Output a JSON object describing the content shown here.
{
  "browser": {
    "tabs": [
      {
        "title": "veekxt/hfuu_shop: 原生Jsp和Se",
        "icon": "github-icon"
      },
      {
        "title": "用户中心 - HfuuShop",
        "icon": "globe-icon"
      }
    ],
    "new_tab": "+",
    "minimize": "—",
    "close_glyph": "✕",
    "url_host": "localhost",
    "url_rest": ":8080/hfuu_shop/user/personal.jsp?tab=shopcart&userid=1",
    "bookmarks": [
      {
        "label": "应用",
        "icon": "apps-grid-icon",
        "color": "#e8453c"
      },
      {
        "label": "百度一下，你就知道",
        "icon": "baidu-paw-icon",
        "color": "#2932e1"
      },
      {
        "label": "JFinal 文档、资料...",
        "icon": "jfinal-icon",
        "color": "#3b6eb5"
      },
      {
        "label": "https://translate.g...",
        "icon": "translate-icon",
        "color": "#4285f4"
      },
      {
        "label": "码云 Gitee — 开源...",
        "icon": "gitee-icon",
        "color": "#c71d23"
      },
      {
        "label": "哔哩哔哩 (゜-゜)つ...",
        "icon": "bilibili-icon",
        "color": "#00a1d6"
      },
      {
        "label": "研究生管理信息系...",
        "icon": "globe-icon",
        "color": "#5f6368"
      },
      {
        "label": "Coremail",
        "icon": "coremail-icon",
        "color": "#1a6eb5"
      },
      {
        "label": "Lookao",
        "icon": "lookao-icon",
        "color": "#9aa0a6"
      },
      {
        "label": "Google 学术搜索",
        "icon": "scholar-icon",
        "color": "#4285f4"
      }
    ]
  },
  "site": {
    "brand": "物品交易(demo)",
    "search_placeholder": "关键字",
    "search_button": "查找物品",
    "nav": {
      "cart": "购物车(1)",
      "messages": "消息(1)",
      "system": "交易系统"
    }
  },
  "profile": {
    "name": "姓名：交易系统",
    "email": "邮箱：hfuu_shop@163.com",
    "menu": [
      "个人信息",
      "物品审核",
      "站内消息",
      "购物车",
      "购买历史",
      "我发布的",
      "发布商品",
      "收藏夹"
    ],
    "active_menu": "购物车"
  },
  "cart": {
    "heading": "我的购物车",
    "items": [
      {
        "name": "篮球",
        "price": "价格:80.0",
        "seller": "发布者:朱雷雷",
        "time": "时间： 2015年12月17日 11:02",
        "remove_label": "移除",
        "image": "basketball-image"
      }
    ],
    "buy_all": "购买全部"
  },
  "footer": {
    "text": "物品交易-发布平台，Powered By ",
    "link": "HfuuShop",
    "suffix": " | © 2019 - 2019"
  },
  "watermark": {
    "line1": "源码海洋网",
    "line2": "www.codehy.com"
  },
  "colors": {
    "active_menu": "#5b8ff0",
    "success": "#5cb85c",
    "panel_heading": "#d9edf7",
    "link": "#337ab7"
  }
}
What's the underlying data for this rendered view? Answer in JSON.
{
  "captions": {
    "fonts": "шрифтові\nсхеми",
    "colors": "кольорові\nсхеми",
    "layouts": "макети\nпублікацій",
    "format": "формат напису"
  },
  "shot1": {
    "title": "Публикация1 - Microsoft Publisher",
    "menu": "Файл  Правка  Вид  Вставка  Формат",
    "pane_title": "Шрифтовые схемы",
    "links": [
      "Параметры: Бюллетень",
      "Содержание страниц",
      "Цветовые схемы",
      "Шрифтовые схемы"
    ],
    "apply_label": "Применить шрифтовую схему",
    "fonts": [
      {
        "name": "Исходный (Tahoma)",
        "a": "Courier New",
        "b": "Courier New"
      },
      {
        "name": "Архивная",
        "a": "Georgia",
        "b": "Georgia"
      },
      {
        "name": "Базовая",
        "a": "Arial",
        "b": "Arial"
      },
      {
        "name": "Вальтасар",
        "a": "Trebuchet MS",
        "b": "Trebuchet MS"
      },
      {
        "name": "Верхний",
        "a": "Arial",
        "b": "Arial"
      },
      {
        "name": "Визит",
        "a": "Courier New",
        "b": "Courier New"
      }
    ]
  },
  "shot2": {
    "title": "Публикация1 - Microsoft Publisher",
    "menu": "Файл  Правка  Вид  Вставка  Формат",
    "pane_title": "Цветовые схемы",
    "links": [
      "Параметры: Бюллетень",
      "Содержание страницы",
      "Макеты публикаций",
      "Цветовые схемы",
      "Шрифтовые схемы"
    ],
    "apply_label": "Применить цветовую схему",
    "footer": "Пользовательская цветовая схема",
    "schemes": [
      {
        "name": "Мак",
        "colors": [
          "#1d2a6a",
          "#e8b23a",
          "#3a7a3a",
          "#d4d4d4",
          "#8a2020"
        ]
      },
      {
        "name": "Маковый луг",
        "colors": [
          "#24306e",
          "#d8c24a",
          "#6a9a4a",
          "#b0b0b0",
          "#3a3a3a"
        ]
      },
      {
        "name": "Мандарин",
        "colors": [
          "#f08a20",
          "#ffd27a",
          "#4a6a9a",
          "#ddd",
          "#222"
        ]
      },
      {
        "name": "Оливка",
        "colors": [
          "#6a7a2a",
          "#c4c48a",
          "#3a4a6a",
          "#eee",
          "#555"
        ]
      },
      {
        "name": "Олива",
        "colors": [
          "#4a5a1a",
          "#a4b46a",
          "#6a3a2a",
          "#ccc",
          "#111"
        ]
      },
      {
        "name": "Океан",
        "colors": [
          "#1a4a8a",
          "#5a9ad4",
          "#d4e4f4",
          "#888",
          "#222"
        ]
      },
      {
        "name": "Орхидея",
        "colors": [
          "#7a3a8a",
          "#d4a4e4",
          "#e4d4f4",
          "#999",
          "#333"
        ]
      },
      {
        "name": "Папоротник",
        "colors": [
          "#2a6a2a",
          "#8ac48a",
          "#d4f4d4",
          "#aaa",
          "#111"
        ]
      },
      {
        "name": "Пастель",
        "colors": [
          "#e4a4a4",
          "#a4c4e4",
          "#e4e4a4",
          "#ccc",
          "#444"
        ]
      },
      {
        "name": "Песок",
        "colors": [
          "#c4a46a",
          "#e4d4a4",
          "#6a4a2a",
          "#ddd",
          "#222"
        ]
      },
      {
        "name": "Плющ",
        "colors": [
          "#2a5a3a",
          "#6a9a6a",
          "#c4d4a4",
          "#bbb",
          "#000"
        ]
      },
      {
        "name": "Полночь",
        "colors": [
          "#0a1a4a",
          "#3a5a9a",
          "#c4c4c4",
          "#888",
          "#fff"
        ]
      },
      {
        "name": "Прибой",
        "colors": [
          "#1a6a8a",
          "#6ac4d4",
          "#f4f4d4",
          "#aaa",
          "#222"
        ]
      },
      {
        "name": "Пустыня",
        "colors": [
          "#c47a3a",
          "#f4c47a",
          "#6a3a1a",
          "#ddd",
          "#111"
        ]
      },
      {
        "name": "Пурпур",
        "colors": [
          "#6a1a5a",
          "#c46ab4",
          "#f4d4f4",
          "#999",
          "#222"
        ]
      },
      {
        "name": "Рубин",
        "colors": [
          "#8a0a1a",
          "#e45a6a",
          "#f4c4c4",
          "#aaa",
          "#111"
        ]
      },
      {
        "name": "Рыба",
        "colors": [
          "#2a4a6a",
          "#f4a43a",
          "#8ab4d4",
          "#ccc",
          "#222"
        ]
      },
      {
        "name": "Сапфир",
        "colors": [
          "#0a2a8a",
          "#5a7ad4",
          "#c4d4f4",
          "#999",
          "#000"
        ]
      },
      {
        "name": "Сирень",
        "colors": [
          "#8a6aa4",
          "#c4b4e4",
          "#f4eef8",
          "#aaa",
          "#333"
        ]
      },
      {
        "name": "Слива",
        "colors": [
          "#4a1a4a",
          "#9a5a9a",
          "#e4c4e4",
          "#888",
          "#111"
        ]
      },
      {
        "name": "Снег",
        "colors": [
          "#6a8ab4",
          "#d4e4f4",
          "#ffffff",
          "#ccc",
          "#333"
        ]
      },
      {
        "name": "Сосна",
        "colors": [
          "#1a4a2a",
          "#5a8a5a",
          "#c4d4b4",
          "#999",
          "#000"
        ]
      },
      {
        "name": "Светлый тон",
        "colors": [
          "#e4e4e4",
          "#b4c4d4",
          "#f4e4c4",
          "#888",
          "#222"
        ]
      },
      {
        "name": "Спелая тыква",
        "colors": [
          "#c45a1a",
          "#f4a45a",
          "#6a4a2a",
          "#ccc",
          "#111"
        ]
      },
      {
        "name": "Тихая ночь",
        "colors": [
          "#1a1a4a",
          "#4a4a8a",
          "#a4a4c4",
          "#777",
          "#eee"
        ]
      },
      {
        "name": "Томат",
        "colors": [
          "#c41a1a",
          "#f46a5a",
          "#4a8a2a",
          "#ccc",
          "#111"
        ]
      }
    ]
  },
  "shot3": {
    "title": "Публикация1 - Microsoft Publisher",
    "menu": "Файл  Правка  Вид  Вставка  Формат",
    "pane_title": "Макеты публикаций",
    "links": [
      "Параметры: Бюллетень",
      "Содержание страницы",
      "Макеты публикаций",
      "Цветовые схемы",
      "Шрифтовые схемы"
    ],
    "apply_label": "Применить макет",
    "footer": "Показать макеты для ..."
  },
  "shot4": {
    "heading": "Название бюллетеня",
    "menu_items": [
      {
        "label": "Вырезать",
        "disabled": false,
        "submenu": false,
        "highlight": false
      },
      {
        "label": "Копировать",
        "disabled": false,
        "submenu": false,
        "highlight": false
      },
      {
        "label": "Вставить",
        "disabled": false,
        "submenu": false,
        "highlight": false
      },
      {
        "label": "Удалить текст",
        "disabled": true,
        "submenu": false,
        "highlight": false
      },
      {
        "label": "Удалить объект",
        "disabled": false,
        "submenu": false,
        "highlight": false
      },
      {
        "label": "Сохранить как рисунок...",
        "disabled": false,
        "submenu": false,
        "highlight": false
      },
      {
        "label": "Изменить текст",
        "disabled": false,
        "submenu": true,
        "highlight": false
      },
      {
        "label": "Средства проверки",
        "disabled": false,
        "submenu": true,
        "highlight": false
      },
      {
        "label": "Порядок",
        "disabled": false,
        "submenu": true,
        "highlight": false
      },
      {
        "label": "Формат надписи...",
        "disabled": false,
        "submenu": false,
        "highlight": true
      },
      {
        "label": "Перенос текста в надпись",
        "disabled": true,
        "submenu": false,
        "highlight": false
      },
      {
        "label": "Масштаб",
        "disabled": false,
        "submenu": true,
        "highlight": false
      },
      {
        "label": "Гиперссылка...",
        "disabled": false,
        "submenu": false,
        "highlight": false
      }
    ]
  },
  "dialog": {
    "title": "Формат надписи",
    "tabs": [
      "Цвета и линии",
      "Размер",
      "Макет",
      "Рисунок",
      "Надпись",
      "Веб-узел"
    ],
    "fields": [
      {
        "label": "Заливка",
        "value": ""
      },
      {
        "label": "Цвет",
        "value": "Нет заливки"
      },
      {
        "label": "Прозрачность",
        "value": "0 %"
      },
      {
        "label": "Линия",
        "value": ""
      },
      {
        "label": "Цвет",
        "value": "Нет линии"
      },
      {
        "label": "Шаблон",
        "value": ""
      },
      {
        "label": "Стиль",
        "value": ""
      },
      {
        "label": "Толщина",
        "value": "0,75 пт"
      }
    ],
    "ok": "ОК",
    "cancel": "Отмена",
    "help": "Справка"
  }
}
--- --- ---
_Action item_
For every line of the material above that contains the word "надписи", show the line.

_Solution to the problem_
        "label": "Формат надписи...",
    "title": "Формат надписи",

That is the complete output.